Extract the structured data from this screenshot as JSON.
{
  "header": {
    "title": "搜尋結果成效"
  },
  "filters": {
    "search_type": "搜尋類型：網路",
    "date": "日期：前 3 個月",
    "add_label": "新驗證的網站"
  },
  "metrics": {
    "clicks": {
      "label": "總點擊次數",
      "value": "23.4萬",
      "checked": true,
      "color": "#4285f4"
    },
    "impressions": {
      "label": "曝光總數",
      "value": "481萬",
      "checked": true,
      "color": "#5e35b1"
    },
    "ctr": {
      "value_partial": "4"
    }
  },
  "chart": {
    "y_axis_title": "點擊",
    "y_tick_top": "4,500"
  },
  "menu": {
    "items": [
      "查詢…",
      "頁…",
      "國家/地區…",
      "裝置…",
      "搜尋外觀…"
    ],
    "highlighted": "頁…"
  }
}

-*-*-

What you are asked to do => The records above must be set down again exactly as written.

Output of the task =>
Extract the structured data from this screenshot as JSON.
{
  "header": {
    "title": "搜尋結果成效"
  },
  "filters": {
    "search_type": "搜尋類型：網路",
    "date": "日期：前 3 個月",
    "add_label": "新驗證的網站"
  },
  "metrics": {
    "clicks": {
      "label": "總點擊次數",
      "value": "23.4萬",
      "checked": true,
      "color": "#4285f4"
    },
    "impressions": {
      "label": "曝光總數",
      "value": "481萬",
      "checked": true,
      "color": "#5e35b1"
    },
    "ctr": {
      "value_partial": "4"
    }
  },
  "chart": {
    "y_axis_title": "點擊",
    "y_tick_top": "4,500"
  },
  "menu": {
    "items": [
      "查詢…",
      "頁…",
      "國家/地區…",
      "裝置…",
      "搜尋外觀…"
    ],
    "highlighted": "頁…"
  }
}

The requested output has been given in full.